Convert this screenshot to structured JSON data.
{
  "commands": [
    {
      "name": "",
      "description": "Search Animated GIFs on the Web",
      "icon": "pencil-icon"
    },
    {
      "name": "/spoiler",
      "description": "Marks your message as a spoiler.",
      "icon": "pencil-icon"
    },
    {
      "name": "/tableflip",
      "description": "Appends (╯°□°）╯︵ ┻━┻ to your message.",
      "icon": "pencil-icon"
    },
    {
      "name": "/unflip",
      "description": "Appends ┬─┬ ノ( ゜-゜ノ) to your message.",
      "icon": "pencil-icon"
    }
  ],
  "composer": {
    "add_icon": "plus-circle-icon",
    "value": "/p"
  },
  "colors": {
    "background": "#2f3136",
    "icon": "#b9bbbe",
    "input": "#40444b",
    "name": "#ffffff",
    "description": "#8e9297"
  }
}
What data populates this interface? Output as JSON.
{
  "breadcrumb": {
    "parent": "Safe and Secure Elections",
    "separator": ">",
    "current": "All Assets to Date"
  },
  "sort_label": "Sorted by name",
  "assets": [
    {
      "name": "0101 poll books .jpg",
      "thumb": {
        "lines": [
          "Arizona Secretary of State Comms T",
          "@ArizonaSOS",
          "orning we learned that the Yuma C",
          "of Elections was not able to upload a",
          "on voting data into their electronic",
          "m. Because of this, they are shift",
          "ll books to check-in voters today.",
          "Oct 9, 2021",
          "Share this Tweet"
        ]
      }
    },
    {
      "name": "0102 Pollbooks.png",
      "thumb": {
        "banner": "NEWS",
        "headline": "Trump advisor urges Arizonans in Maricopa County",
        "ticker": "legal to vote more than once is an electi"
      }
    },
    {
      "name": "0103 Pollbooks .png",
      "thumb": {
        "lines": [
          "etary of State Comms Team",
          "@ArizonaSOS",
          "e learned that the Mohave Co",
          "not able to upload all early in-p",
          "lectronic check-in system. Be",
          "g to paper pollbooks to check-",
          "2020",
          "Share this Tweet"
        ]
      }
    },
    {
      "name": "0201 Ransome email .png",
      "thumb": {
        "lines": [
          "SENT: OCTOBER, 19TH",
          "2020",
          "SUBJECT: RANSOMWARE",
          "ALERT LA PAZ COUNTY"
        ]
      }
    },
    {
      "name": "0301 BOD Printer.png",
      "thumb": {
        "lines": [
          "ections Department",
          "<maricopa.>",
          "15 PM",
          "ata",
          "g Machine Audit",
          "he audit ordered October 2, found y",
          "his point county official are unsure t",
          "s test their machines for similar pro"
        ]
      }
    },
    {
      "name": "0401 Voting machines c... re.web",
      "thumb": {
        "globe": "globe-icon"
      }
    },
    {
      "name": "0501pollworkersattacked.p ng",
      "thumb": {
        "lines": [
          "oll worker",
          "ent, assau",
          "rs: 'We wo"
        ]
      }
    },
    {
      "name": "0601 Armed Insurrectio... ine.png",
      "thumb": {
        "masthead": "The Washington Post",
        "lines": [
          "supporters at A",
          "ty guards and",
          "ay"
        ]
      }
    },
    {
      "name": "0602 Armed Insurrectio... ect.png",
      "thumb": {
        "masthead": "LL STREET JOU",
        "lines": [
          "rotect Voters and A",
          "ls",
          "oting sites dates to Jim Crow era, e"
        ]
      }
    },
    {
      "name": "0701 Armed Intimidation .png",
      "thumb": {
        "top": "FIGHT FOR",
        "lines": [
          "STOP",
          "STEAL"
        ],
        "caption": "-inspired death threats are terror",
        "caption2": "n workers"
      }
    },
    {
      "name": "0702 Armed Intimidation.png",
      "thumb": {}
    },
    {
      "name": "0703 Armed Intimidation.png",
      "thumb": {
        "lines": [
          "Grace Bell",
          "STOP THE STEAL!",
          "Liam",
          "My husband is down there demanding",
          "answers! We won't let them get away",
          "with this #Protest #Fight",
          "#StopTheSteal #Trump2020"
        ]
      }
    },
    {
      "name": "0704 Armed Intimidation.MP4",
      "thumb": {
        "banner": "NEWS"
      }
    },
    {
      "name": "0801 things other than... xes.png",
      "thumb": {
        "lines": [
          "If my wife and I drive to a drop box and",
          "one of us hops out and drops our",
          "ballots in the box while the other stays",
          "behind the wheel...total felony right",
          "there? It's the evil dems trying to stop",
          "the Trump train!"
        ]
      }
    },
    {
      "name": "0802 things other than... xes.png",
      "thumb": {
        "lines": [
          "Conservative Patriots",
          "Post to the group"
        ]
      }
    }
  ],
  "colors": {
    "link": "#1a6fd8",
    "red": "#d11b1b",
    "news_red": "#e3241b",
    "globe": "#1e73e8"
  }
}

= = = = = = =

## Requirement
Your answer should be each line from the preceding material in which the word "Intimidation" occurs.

## Result of this exercise
      "name": "0701 Armed Intimidation .png",
      "name": "0702 Armed Intimidation.png",
      "name": "0703 Armed Intimidation.png",
      "name": "0704 Armed Intimidation.MP4",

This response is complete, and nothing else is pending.